▸ **TASK STATEMENT**:
Every line from the one with "Parse this screenshot: output" through the end of the entries below must be retyped exactly, and only those lines. The pictures are not part of the copy.

▸ **INPUT**:
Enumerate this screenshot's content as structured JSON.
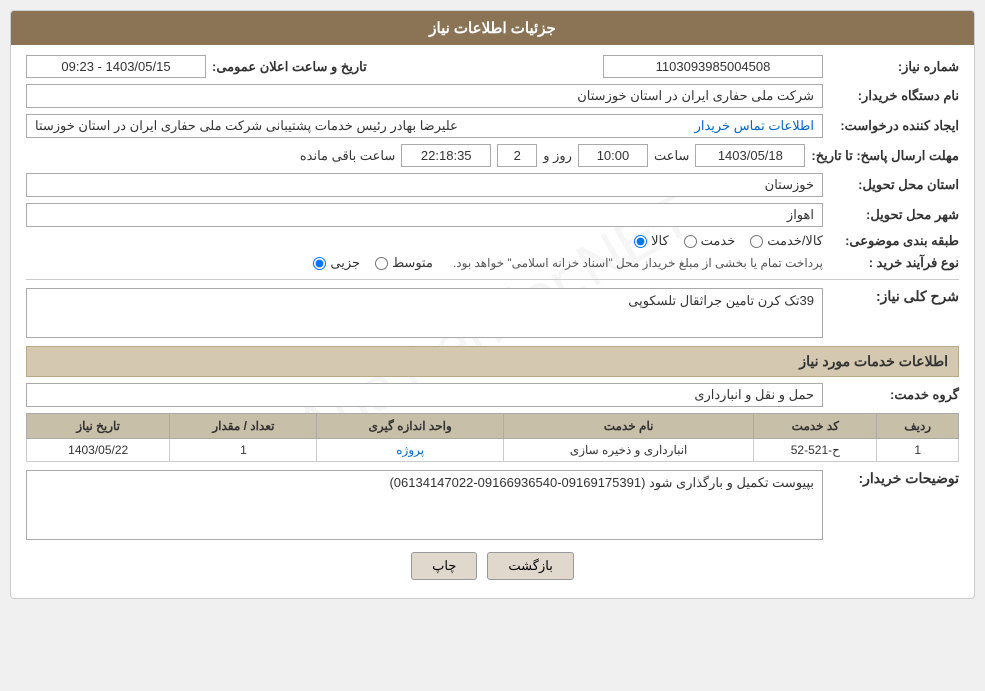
{
  "header": {
    "title": "جزئیات اطلاعات نیاز"
  },
  "fields": {
    "need_number_label": "شماره نیاز:",
    "need_number_value": "1103093985004508",
    "announcement_date_label": "تاریخ و ساعت اعلان عمومی:",
    "announcement_date_value": "1403/05/15 - 09:23",
    "buyer_org_label": "نام دستگاه خریدار:",
    "buyer_org_value": "شرکت ملی حفاری ایران در استان خوزستان",
    "creator_label": "ایجاد کننده درخواست:",
    "creator_value": "علیرضا بهادر رئیس خدمات پشتیبانی شرکت ملی حفاری ایران در استان خوزستا",
    "creator_link": "اطلاعات تماس خریدار",
    "deadline_label": "مهلت ارسال پاسخ: تا تاریخ:",
    "deadline_date": "1403/05/18",
    "deadline_time_label": "ساعت",
    "deadline_time": "10:00",
    "deadline_days_label": "روز و",
    "deadline_days": "2",
    "deadline_remaining_label": "ساعت باقی مانده",
    "deadline_remaining": "22:18:35",
    "delivery_province_label": "استان محل تحویل:",
    "delivery_province_value": "خوزستان",
    "delivery_city_label": "شهر محل تحویل:",
    "delivery_city_value": "اهواز",
    "category_label": "طبقه بندی موضوعی:",
    "category_kala": "کالا",
    "category_khadamat": "خدمت",
    "category_kala_khadamat": "کالا/خدمت",
    "purchase_type_label": "نوع فرآیند خرید :",
    "purchase_type_jazzi": "جزیی",
    "purchase_type_motevaset": "متوسط",
    "purchase_type_note": "پرداخت تمام یا بخشی از مبلغ خریداز محل \"اسناد خزانه اسلامی\" خواهد بود.",
    "need_desc_label": "شرح کلی نیاز:",
    "need_desc_value": "39تک کرن تامین جراثقال تلسکوپی",
    "services_section_label": "اطلاعات خدمات مورد نیاز",
    "service_group_label": "گروه خدمت:",
    "service_group_value": "حمل و نقل و انبارداری",
    "table": {
      "col_radif": "ردیف",
      "col_code": "کد خدمت",
      "col_name": "نام خدمت",
      "col_unit": "واحد اندازه گیری",
      "col_count": "تعداد / مقدار",
      "col_date": "تاریخ نیاز",
      "rows": [
        {
          "radif": "1",
          "code": "ح-521-52",
          "name": "انبارداری و ذخیره سازی",
          "unit": "پروژه",
          "count": "1",
          "date": "1403/05/22"
        }
      ]
    },
    "buyer_notes_label": "توضیحات خریدار:",
    "buyer_notes_value": "بپیوست تکمیل و بارگذاری شود (09169175391-09166936540-06134147022)"
  },
  "buttons": {
    "print": "چاپ",
    "back": "بازگشت"
  }
}
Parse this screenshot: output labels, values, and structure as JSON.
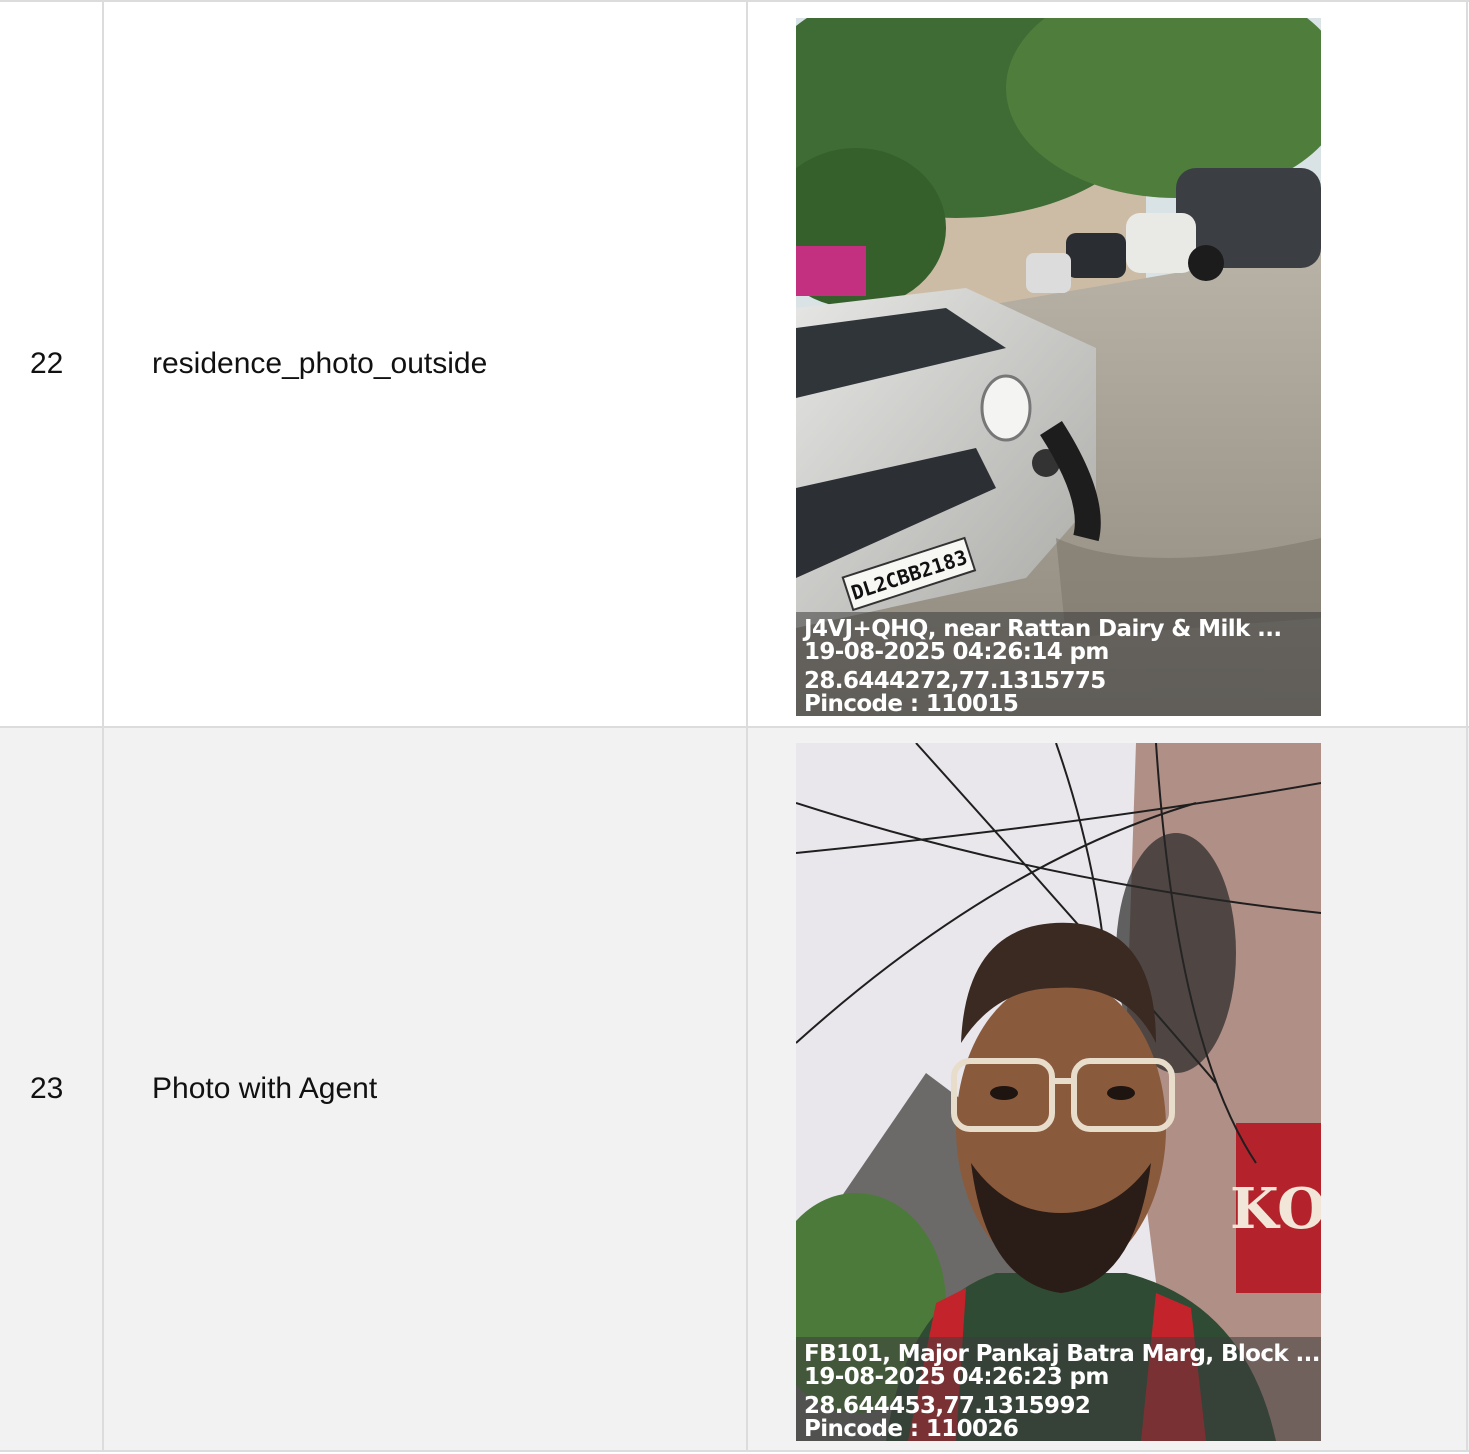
{
  "rows": [
    {
      "number": "22",
      "label": "residence_photo_outside",
      "photo": {
        "address": "J4VJ+QHQ, near Rattan Dairy & Milk ...",
        "datetime": "19-08-2025 04:26:14 pm",
        "coordinates": "28.6444272,77.1315775",
        "pincode": "Pincode : 110015",
        "plate": "DL2CBB2183"
      }
    },
    {
      "number": "23",
      "label": "Photo with Agent",
      "photo": {
        "address": "FB101, Major Pankaj Batra Marg, Block ...",
        "datetime": "19-08-2025 04:26:23 pm",
        "coordinates": "28.644453,77.1315992",
        "pincode": "Pincode : 110026",
        "sign_text": "KO"
      }
    }
  ]
}
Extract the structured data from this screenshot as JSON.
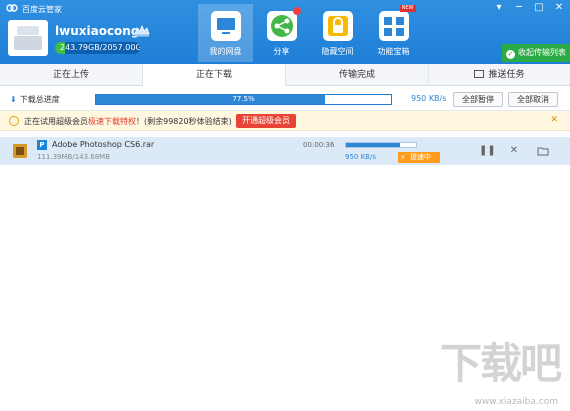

▸ **REPLY TO THE TASK**:
Parse this screenshot: output labels, values, and structure as JSON.
{
  "rows": [
    {
      "number": "22",
      "label": "residence_photo_outside",
      "photo": {
        "address": "J4VJ+QHQ, near Rattan Dairy & Milk ...",
        "datetime": "19-08-2025 04:26:14 pm",
        "coordinates": "28.6444272,77.1315775",
        "pincode": "Pincode : 110015",
        "plate": "DL2CBB2183"
      }
    },
    {
      "number": "23",
      "label": "Photo with Agent",
      "photo": {
        "address": "FB101, Major Pankaj Batra Marg, Block ...",
        "datetime": "19-08-2025 04:26:23 pm",
        "coordinates": "28.644453,77.1315992",
        "pincode": "Pincode : 110026",
        "sign_text": "KO"
      }
    }
  ]
}
Extract the structured data from this screenshot as JSON.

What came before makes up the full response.